• Work request:
Within the listing below, tally the lines where the word "pressing" appears, and answer with nothing but the tally.

• Data for processing:
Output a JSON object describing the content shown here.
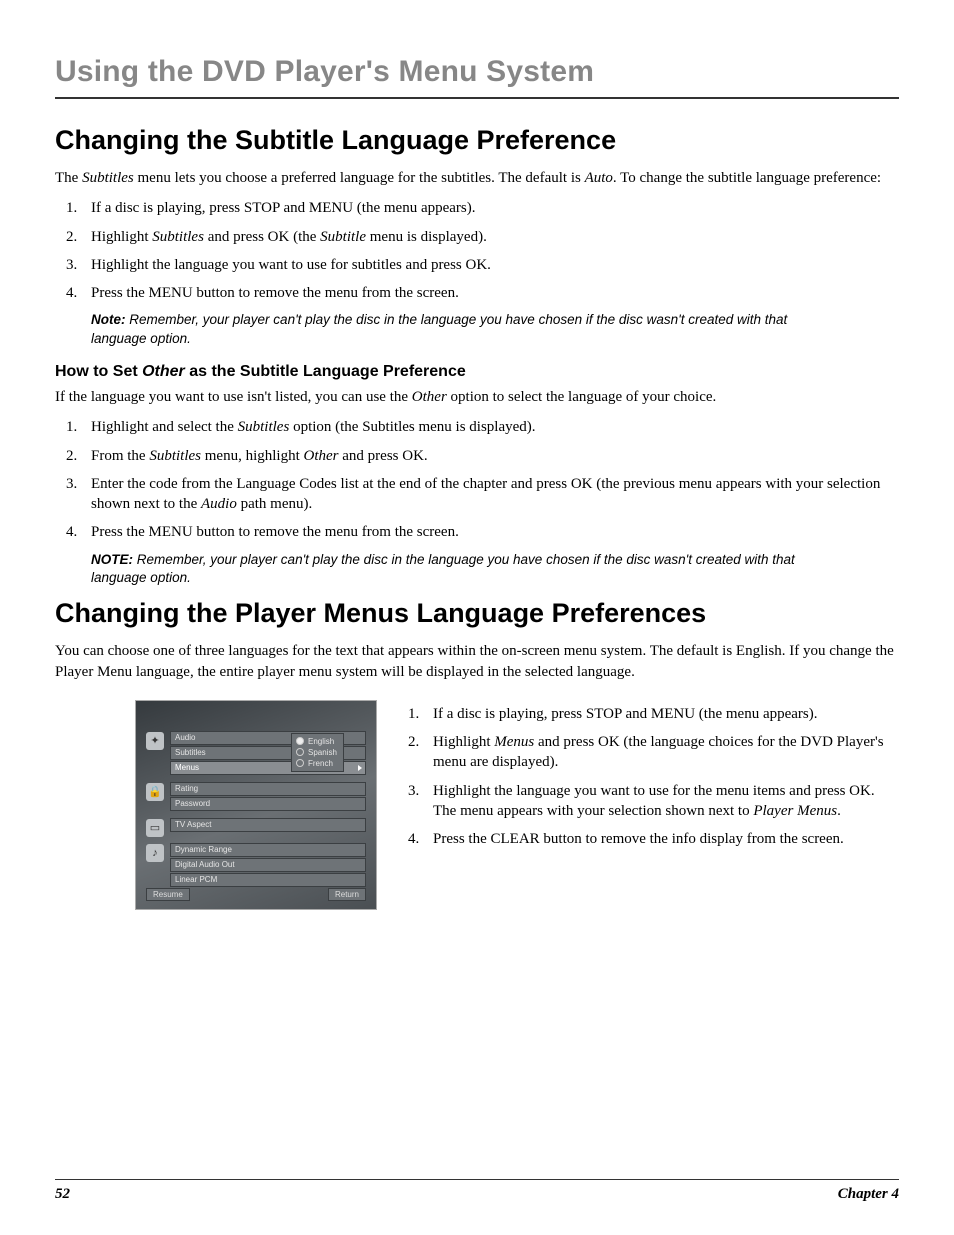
{
  "header": "Using the DVD Player's Menu System",
  "sec1": {
    "title": "Changing the Subtitle Language Preference",
    "intro_pre": "The ",
    "intro_em1": "Subtitles",
    "intro_mid": " menu lets you choose a preferred language for the subtitles. The default is ",
    "intro_em2": "Auto",
    "intro_post": ". To change the subtitle language preference:",
    "steps": {
      "s1": "If a disc is playing, press STOP and MENU (the menu appears).",
      "s2_pre": "Highlight ",
      "s2_em1": "Subtitles",
      "s2_mid": " and press OK (the ",
      "s2_em2": "Subtitle",
      "s2_post": " menu is displayed).",
      "s3": "Highlight the language you want to use for subtitles and press OK.",
      "s4": "Press the MENU button to remove the menu from the screen."
    },
    "note_label": "Note:",
    "note": " Remember, your player can't play the disc in the language you have chosen if the disc wasn't created with that language option."
  },
  "sec1b": {
    "title_pre": "How to Set ",
    "title_em": "Other",
    "title_post": " as the Subtitle Language Preference",
    "intro_pre": "If the language you want to use isn't listed, you can use the ",
    "intro_em": "Other",
    "intro_post": " option to select the language of your choice.",
    "steps": {
      "s1_pre": "Highlight and select the ",
      "s1_em": "Subtitles",
      "s1_post": " option (the Subtitles menu is displayed).",
      "s2_pre": "From the ",
      "s2_em1": "Subtitles",
      "s2_mid": " menu, highlight ",
      "s2_em2": "Other",
      "s2_post": " and press OK.",
      "s3_pre": "Enter the code from the Language Codes list at the end of the chapter and press OK (the previous menu appears with your selection shown next to the ",
      "s3_em": "Audio",
      "s3_post": " path menu).",
      "s4": "Press the MENU button to remove the menu from the screen."
    },
    "note_label": "NOTE:",
    "note": " Remember, your player can't play the disc in the language you have chosen if the disc wasn't created with that language option."
  },
  "sec2": {
    "title": "Changing the Player Menus Language Preferences",
    "intro": "You can choose one of three languages for the text that appears within the on-screen menu system. The default is English. If you change the Player Menu language, the entire player menu system will be displayed in the selected language.",
    "steps": {
      "s1": "If a disc is playing, press STOP and MENU (the menu appears).",
      "s2_pre": "Highlight ",
      "s2_em": "Menus",
      "s2_post": " and press OK (the language choices for the DVD Player's menu are displayed).",
      "s3_pre": "Highlight the language you want to use for the menu items and press OK. The menu appears with your selection shown next to ",
      "s3_em": "Player Menus",
      "s3_post": ".",
      "s4": "Press the CLEAR button to remove the info display from the screen."
    }
  },
  "figure": {
    "group1": {
      "a": "Audio",
      "b": "Subtitles",
      "c": "Menus"
    },
    "group2": {
      "a": "Rating",
      "b": "Password"
    },
    "group3": {
      "a": "TV Aspect"
    },
    "group4": {
      "a": "Dynamic Range",
      "b": "Digital Audio Out",
      "c": "Linear PCM"
    },
    "langs": {
      "a": "English",
      "b": "Spanish",
      "c": "French"
    },
    "resume": "Resume",
    "ret": "Return"
  },
  "footer": {
    "page": "52",
    "chapter": "Chapter 4"
  }
}
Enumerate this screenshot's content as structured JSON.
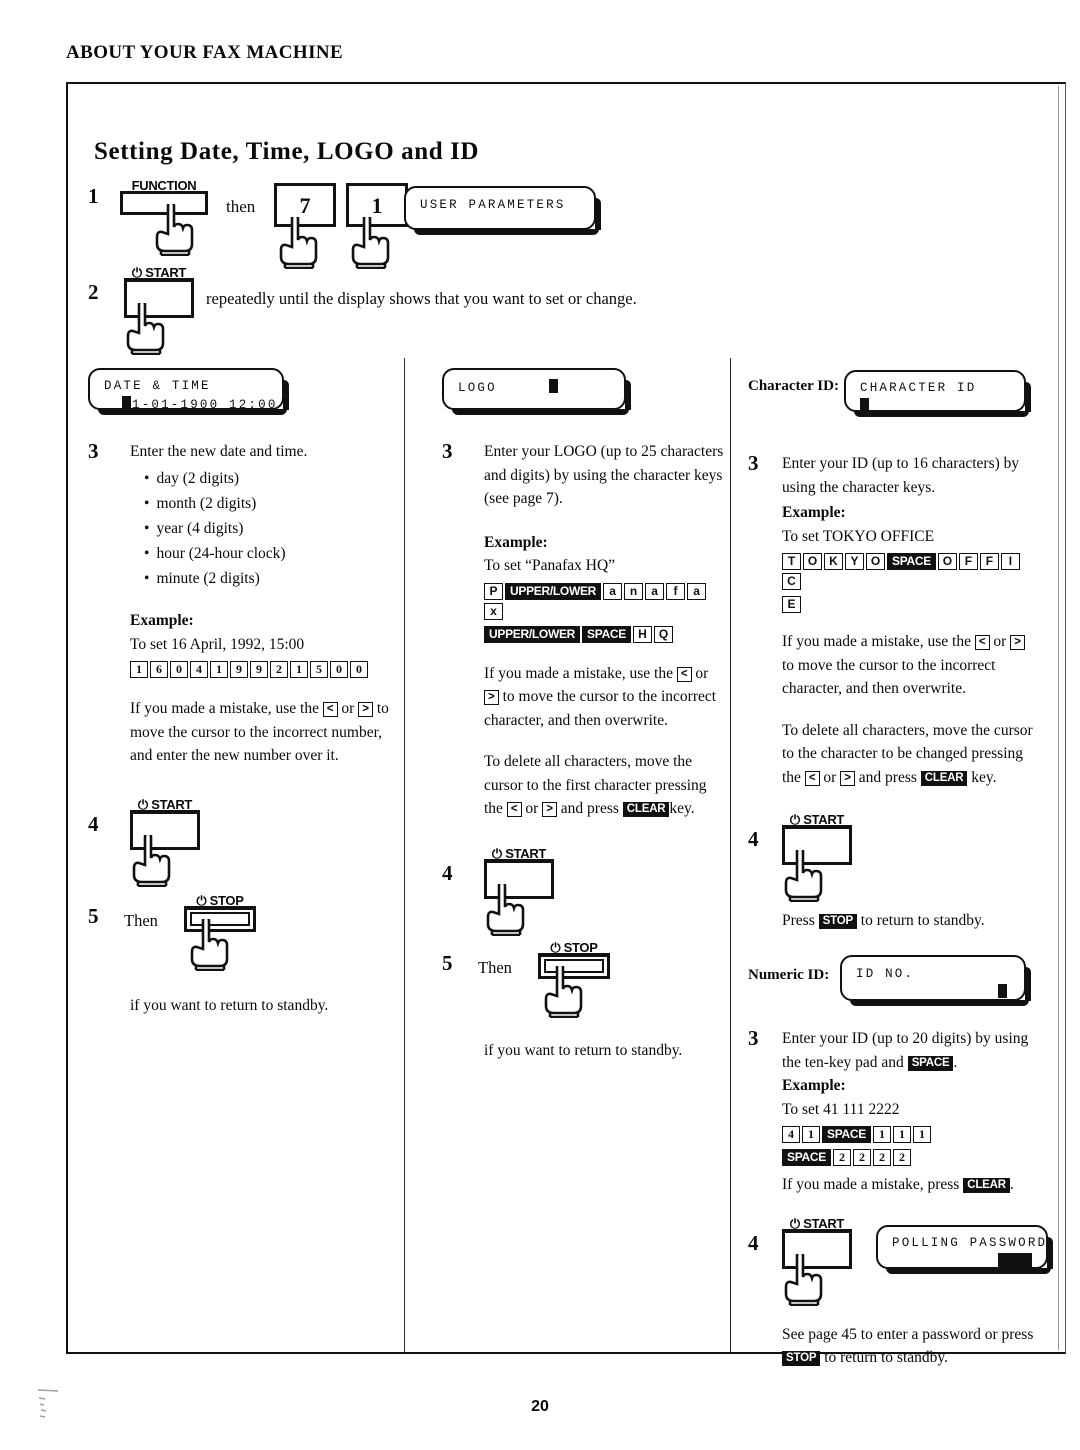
{
  "page": {
    "header": "ABOUT YOUR FAX MACHINE",
    "title": "Setting Date, Time, LOGO and ID",
    "page_number": "20"
  },
  "intro": {
    "step1": {
      "number": "1",
      "function_key_label": "FUNCTION",
      "then_text": "then",
      "key_7": "7",
      "key_1": "1",
      "lcd_line": "USER PARAMETERS"
    },
    "step2": {
      "number": "2",
      "start_key_label": "⏻ START",
      "text": "repeatedly until the display shows that you want to set or change."
    }
  },
  "columns": {
    "date_time": {
      "lcd": {
        "line1": "DATE & TIME",
        "line2_prefix": "  ",
        "line2": "1-01-1900 12:00"
      },
      "step3": {
        "number": "3",
        "heading": "Enter the new date and time.",
        "bullets": [
          "day (2 digits)",
          "month (2 digits)",
          "year (4 digits)",
          "hour (24-hour clock)",
          "minute (2 digits)"
        ],
        "example_label": "Example:",
        "example_text": "To set 16 April, 1992, 15:00",
        "key_sequence": [
          "1",
          "6",
          "0",
          "4",
          "1",
          "9",
          "9",
          "2",
          "1",
          "5",
          "0",
          "0"
        ],
        "mistake_text_a": "If you made a mistake, use the",
        "arrow_left": "<",
        "or_text": "or",
        "arrow_right": ">",
        "mistake_text_b": "to move the cursor to the incorrect number, and enter the new number over it."
      },
      "step4": {
        "number": "4",
        "start_key_label": "⏻ START"
      },
      "step5": {
        "number": "5",
        "then_text": "Then",
        "stop_key_label": "⏻ STOP",
        "tail_text": "if you want to return to standby."
      }
    },
    "logo": {
      "lcd": {
        "line1": "LOGO"
      },
      "step3": {
        "number": "3",
        "heading": "Enter your LOGO (up to 25 characters and digits) by using the character keys (see page 7).",
        "example_label": "Example:",
        "example_text": "To set “Panafax HQ”",
        "key_sequence_row1": [
          "P",
          "UPPER/LOWER",
          "a",
          "n",
          "a",
          "f",
          "a",
          "x"
        ],
        "key_sequence_row2": [
          "UPPER/LOWER",
          "SPACE",
          "H",
          "Q"
        ],
        "mistake_text_a": "If you made a mistake, use the",
        "arrow_left": "<",
        "or_text": "or",
        "arrow_right": ">",
        "mistake_text_b": "to move the cursor to the incorrect character, and then overwrite.",
        "delete_text_a": "To delete all characters, move the cursor to the first character pressing the",
        "delete_text_b": "and press",
        "clear_key": "CLEAR",
        "delete_text_c": "key."
      },
      "step4": {
        "number": "4",
        "start_key_label": "⏻ START"
      },
      "step5": {
        "number": "5",
        "then_text": "Then",
        "stop_key_label": "⏻ STOP",
        "tail_text": "if you want to return to standby."
      }
    },
    "id": {
      "character_id_label": "Character ID:",
      "lcd_char": {
        "line1": "CHARACTER ID"
      },
      "step3a": {
        "number": "3",
        "heading": "Enter your ID (up to 16 characters) by using the character keys.",
        "example_label": "Example:",
        "example_text": "To set TOKYO OFFICE",
        "key_sequence_row1": [
          "T",
          "O",
          "K",
          "Y",
          "O",
          "SPACE",
          "O",
          "F",
          "F",
          "I",
          "C"
        ],
        "key_sequence_row2": [
          "E"
        ],
        "mistake_text_a": "If you made a mistake, use the",
        "arrow_left": "<",
        "or_text": "or",
        "arrow_right": ">",
        "mistake_text_b": "to move the cursor to the incorrect character, and then overwrite.",
        "delete_text_a": "To delete all characters, move the cursor to the character to be changed pressing the",
        "delete_text_b": "and press",
        "clear_key": "CLEAR",
        "delete_text_c": "key."
      },
      "step4a": {
        "number": "4",
        "start_key_label": "⏻ START",
        "press_text_a": "Press",
        "stop_key": "STOP",
        "press_text_b": "to return to standby."
      },
      "numeric_id_label": "Numeric ID:",
      "lcd_numeric": {
        "line1": "ID NO."
      },
      "step3b": {
        "number": "3",
        "heading_a": "Enter your ID (up to 20 digits) by using the ten-key pad and",
        "space_key": "SPACE",
        "heading_b": ".",
        "example_label": "Example:",
        "example_text": "To set 41 111 2222",
        "key_sequence_row1": [
          "4",
          "1",
          "SPACE",
          "1",
          "1",
          "1"
        ],
        "key_sequence_row2": [
          "SPACE",
          "2",
          "2",
          "2",
          "2"
        ],
        "mistake_text_a": "If you made a mistake, press",
        "clear_key": "CLEAR",
        "mistake_text_b": "."
      },
      "step4b": {
        "number": "4",
        "start_key_label": "⏻ START",
        "lcd_polling": {
          "line1": "POLLING PASSWORD"
        },
        "tail_text_a": "See page 45 to enter a password or press",
        "stop_key": "STOP",
        "tail_text_b": "to return to standby."
      }
    }
  }
}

• Result:
2